The Mayan ruins at Chichen Itza (Mexico) are marvelous to behold. They include a beautiful pyramid (that can predict the solstices), a planetarium, and a huge playing field (that looks like a Quidditch field in the Rowling Harry Potter series).

The Mayans had a very advanced civilization, which included: one of the 3 independently invented written alphabets, highly developed knowledge of astronomy, architecture, math, and a sophisticated medicine.

Other advanced Central American civilizations – including the Aztecs and the Incas – declined after the Spanish colonists and soldiers came to the Americas.

Not so with the Mayan center at Chichen Itza. It declined hundreds of years before the Spanish arrived.

History identifies these outstanding features of the declining civilization:

  1. the advanced knowledge was held by a small number of priests, mathematicians, etc. To the common Mayan, it was esoteric knowledge – magic.
  2. when things went bad (e.g. droughts, bad crops), the Mayans resorted to human sacrifice. The leaders threw the common people “under the bus”. Instead of a policy of “woman and children get saved first”, the leaders protected their own declining position.
  3. when the last rulers imposed unjust burdens – including taxes and continuing the practice of human sacrifice – the people started abandoning the cities; eventually the civilized center fell into disuse.

Businesses that repeat past behavior, without thoughtful analysis, are susceptible to inducing the ruins of Chichen Itza. This is particularly so, with respect to new business development, where ownership is grappling with an uncertain future demand and may need radical new ideas.

With rapidly changing markets, plagued by declining life cycles, ineffective sales management produces the ruins of Chichen Itza, where:

  1. sales are in decline (there is no sense of urgency, by either prospects or salespeople)
  2. if there is a selling system, it is esoteric knowledge:
    1. salespeople don’t understand why they should follow the system
    2. often top management and/or ownership have contempt for sales (no wonder sales are off)
  3. sales leadership – overseeing the decline – often sets objectives that protect and reward themselves, but don’t align with corporate success
  4. innovative outsourced solutions are dismissed out of hand

To prevent the “ sales ruins of Chichen Itza”, business owners must follow Michael Gerber’s injunction and work “on the business”, not “in the business”. Ownership needs to seek best practices and constant improvement on an on-going basis. One way to do this is: by participating in peer advisory group meetings, with an organization like Vistage.

Another is through inviting a sales consultant to help you install sales best practices, especially needed in new business development.
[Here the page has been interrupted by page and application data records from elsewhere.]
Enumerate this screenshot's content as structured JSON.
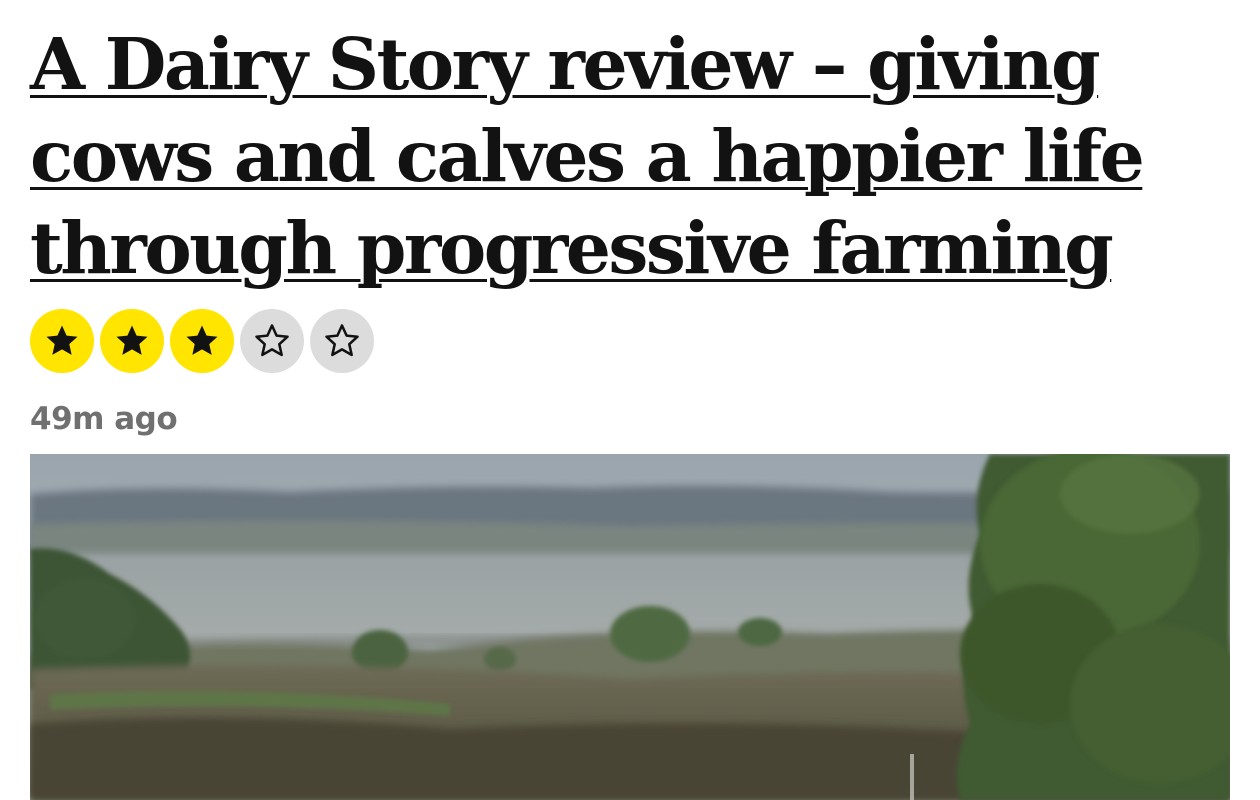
{
  "article": {
    "headline": "A Dairy Story review – giving cows and calves a happier life through progressive farming",
    "rating": {
      "value": 3,
      "max": 5
    },
    "timestamp": "49m ago"
  },
  "colors": {
    "star_filled_bg": "#ffe500",
    "star_empty_bg": "#dcdcdc",
    "headline_text": "#121212",
    "timestamp_text": "#707070"
  },
  "icons": {
    "star_filled": "star-filled-icon",
    "star_empty": "star-outline-icon"
  }
}
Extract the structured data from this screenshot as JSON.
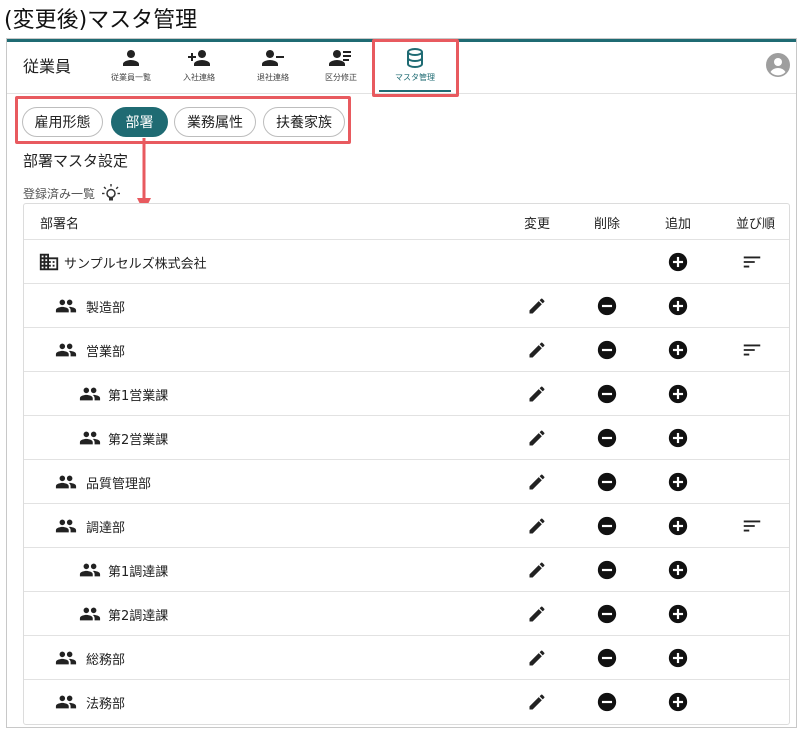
{
  "caption": "(変更後)マスタ管理",
  "app": {
    "title": "従業員"
  },
  "nav": [
    {
      "label": "従業員一覧",
      "icon": "person-icon"
    },
    {
      "label": "入社連絡",
      "icon": "person-add-icon"
    },
    {
      "label": "退社連絡",
      "icon": "person-remove-icon"
    },
    {
      "label": "区分修正",
      "icon": "person-list-icon"
    },
    {
      "label": "マスタ管理",
      "icon": "database-icon",
      "active": true
    }
  ],
  "tabs": [
    {
      "label": "雇用形態"
    },
    {
      "label": "部署",
      "active": true
    },
    {
      "label": "業務属性"
    },
    {
      "label": "扶養家族"
    }
  ],
  "section": {
    "title": "部署マスタ設定",
    "subtitle": "登録済み一覧",
    "tip_icon": "lightbulb-icon"
  },
  "table": {
    "headers": {
      "name": "部署名",
      "edit": "変更",
      "delete": "削除",
      "add": "追加",
      "sort": "並び順"
    },
    "rows": [
      {
        "name": "サンプルセルズ株式会社",
        "level": 0,
        "icon": "building-icon",
        "edit": false,
        "delete": false,
        "add": true,
        "sort": true
      },
      {
        "name": "製造部",
        "level": 1,
        "icon": "group-icon",
        "edit": true,
        "delete": true,
        "add": true,
        "sort": false
      },
      {
        "name": "営業部",
        "level": 1,
        "icon": "group-icon",
        "edit": true,
        "delete": true,
        "add": true,
        "sort": true
      },
      {
        "name": "第1営業課",
        "level": 2,
        "icon": "group-icon",
        "edit": true,
        "delete": true,
        "add": true,
        "sort": false
      },
      {
        "name": "第2営業課",
        "level": 2,
        "icon": "group-icon",
        "edit": true,
        "delete": true,
        "add": true,
        "sort": false
      },
      {
        "name": "品質管理部",
        "level": 1,
        "icon": "group-icon",
        "edit": true,
        "delete": true,
        "add": true,
        "sort": false
      },
      {
        "name": "調達部",
        "level": 1,
        "icon": "group-icon",
        "edit": true,
        "delete": true,
        "add": true,
        "sort": true
      },
      {
        "name": "第1調達課",
        "level": 2,
        "icon": "group-icon",
        "edit": true,
        "delete": true,
        "add": true,
        "sort": false
      },
      {
        "name": "第2調達課",
        "level": 2,
        "icon": "group-icon",
        "edit": true,
        "delete": true,
        "add": true,
        "sort": false
      },
      {
        "name": "総務部",
        "level": 1,
        "icon": "group-icon",
        "edit": true,
        "delete": true,
        "add": true,
        "sort": false
      },
      {
        "name": "法務部",
        "level": 1,
        "icon": "group-icon",
        "edit": true,
        "delete": true,
        "add": true,
        "sort": false
      }
    ]
  },
  "colors": {
    "accent": "#1f6b73",
    "highlight": "#e85a5f"
  }
}
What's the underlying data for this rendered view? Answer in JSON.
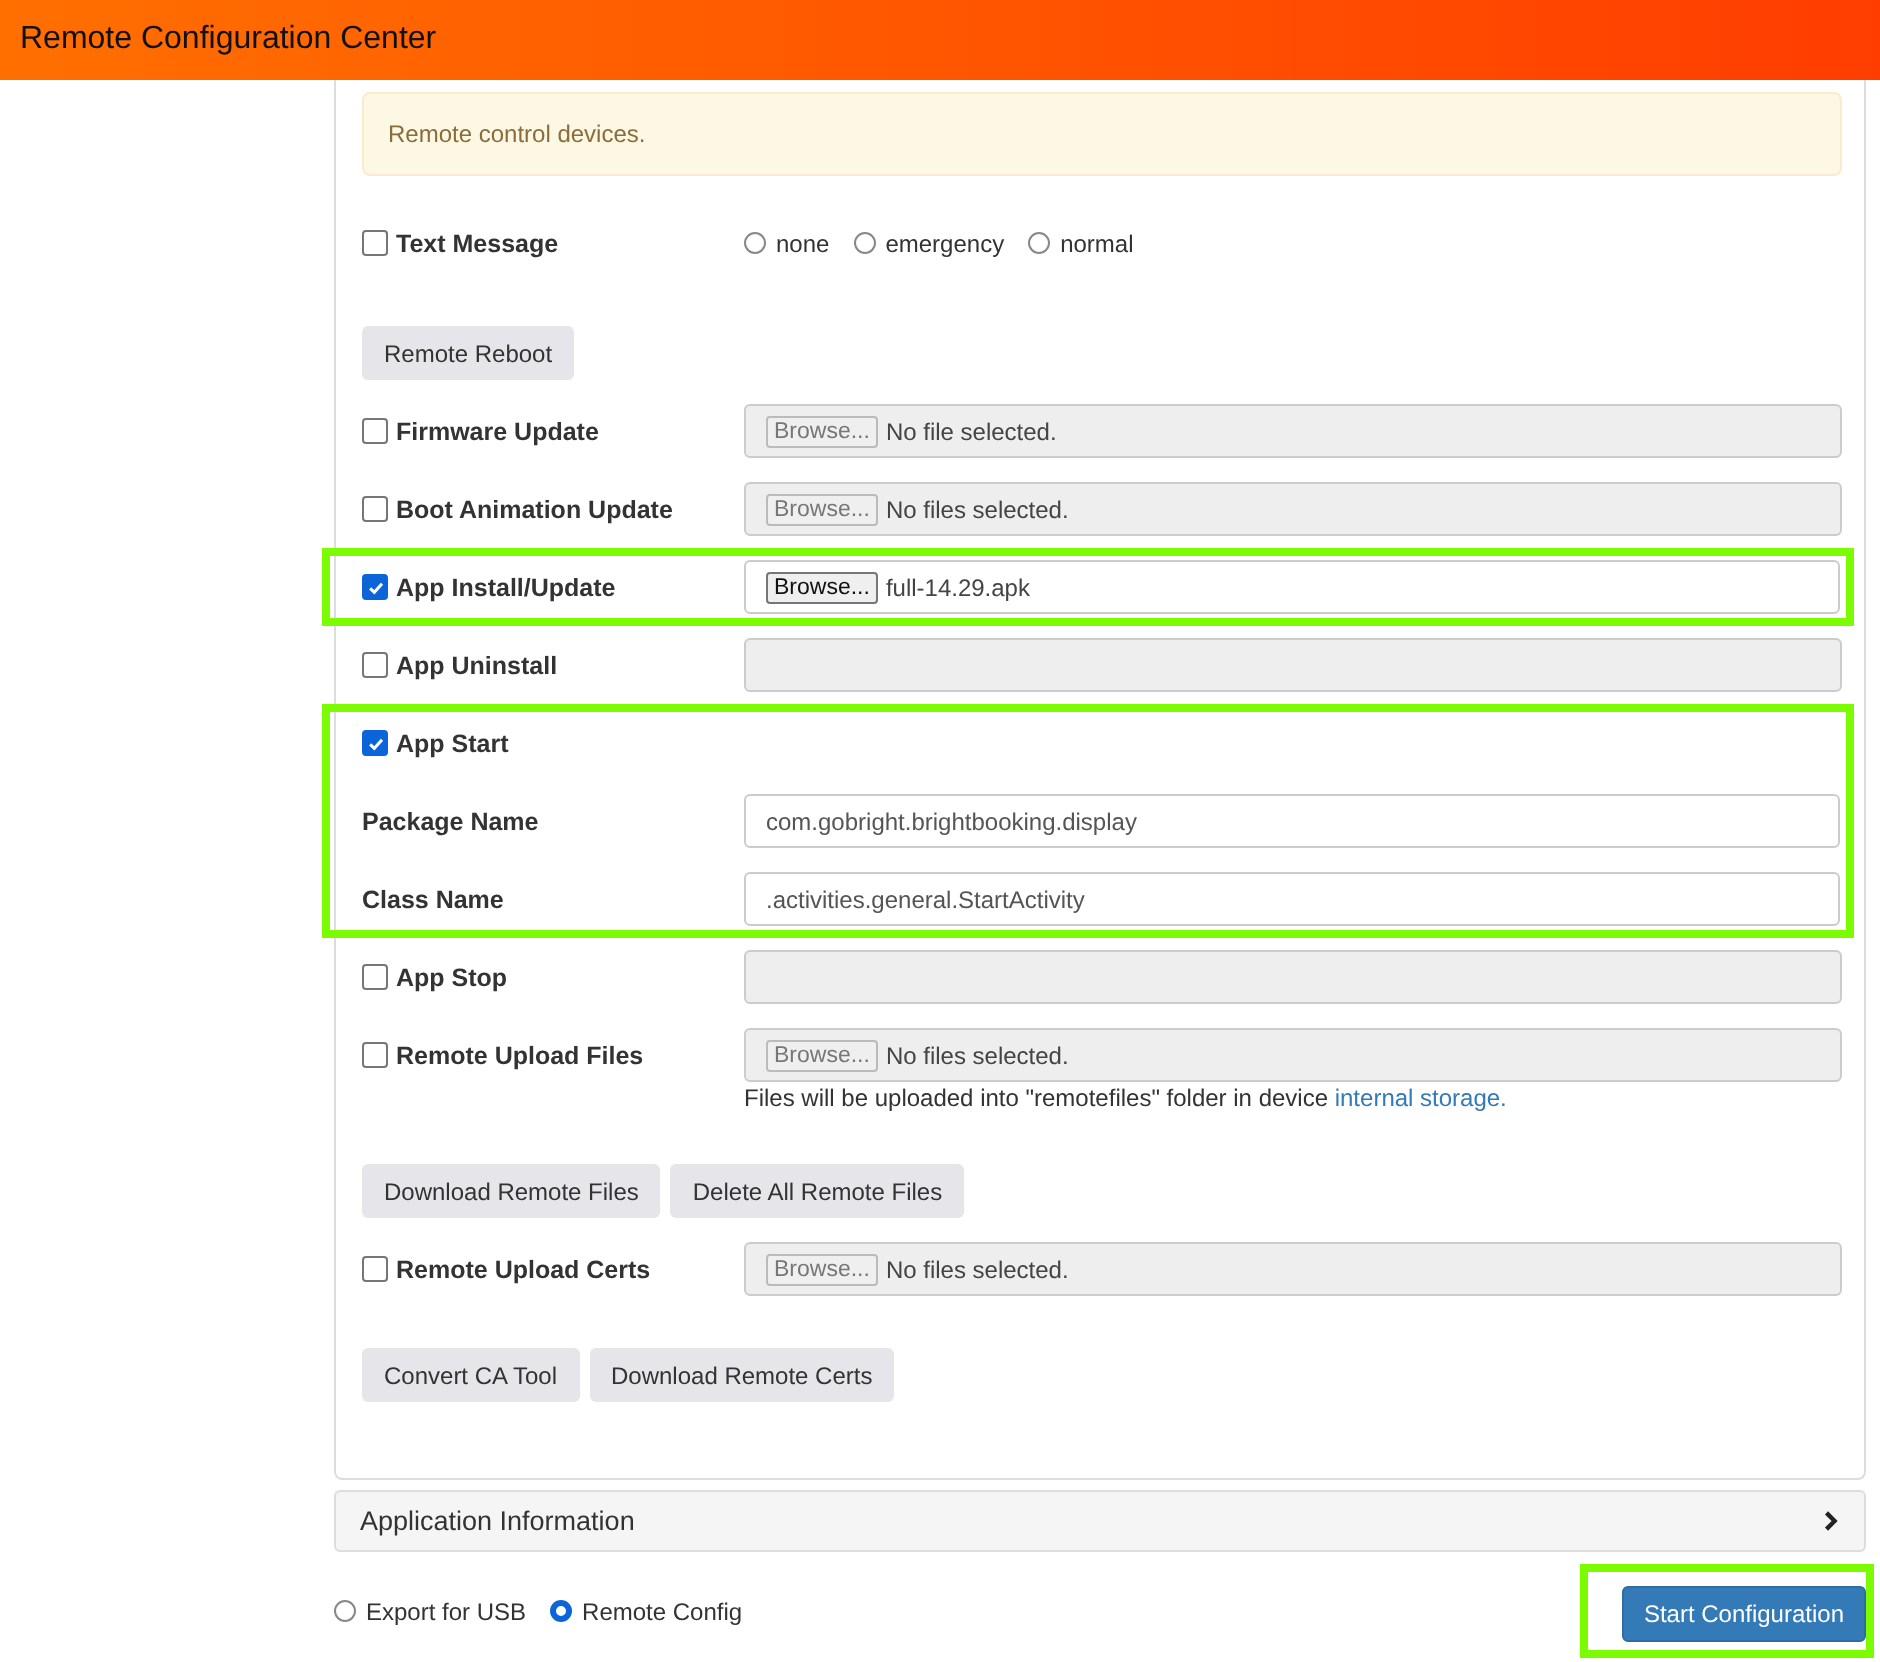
{
  "window": {
    "title": "Remote Configuration Center"
  },
  "alert": {
    "text": "Remote control devices."
  },
  "rows": [
    {
      "kind": "radios",
      "label": "Text Message",
      "checked": false,
      "highlighted": false,
      "options": [
        {
          "label": "none",
          "selected": false
        },
        {
          "label": "emergency",
          "selected": false
        },
        {
          "label": "normal",
          "selected": false
        }
      ]
    },
    {
      "kind": "buttons",
      "highlighted": false,
      "buttons": [
        "Remote Reboot"
      ]
    },
    {
      "kind": "file",
      "label": "Firmware Update",
      "checked": false,
      "highlighted": false,
      "disabled": true,
      "browse": "Browse...",
      "file": "No file selected."
    },
    {
      "kind": "file",
      "label": "Boot Animation Update",
      "checked": false,
      "highlighted": false,
      "disabled": true,
      "browse": "Browse...",
      "file": "No files selected."
    },
    {
      "kind": "file",
      "label": "App Install/Update",
      "checked": true,
      "highlighted": true,
      "disabled": false,
      "browse": "Browse...",
      "file": "full-14.29.apk"
    },
    {
      "kind": "empty",
      "label": "App Uninstall",
      "checked": false,
      "highlighted": false,
      "disabled": true
    },
    {
      "kind": "group",
      "label": "App Start",
      "checked": true,
      "highlighted": true,
      "fields": [
        {
          "label": "Package Name",
          "value": "com.gobright.brightbooking.display"
        },
        {
          "label": "Class Name",
          "value": ".activities.general.StartActivity"
        }
      ]
    },
    {
      "kind": "empty",
      "label": "App Stop",
      "checked": false,
      "highlighted": false,
      "disabled": true
    },
    {
      "kind": "file",
      "label": "Remote Upload Files",
      "checked": false,
      "highlighted": false,
      "disabled": true,
      "browse": "Browse...",
      "file": "No files selected.",
      "note": "Files will be uploaded into \"remotefiles\" folder in device",
      "link": "internal storage."
    },
    {
      "kind": "buttons",
      "highlighted": false,
      "buttons": [
        "Download Remote Files",
        "Delete All Remote Files"
      ]
    },
    {
      "kind": "file",
      "label": "Remote Upload Certs",
      "checked": false,
      "highlighted": false,
      "disabled": true,
      "browse": "Browse...",
      "file": "No files selected."
    },
    {
      "kind": "buttons",
      "highlighted": false,
      "buttons": [
        "Convert CA Tool",
        "Download Remote Certs"
      ]
    }
  ],
  "accordion": {
    "title": "Application Information",
    "expanded": false
  },
  "mode_options": [
    {
      "label": "Export for USB",
      "selected": false
    },
    {
      "label": "Remote Config",
      "selected": true
    }
  ],
  "start_button": {
    "label": "Start Configuration",
    "highlighted": true
  }
}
An effective sales and sales management system:

  1. can boost sales 10-20% or more, with a limited financial investment
  2. creates or manages prospect urgency and commitment
  3. ends sales force blackmail
  4. provides concrete measurable assessments of each opportunity – answering the question: is this  prospect viable, or wasting our time
  5. teaches and reinforces fearless behavior by the sales team
  6. can become a scalable core asset, increasing firm valuation 20% or more
  7. helps sales force recruiting

Looking to the future, working on selling best practices, helps us avoid the sales ruins of Chichen Itza.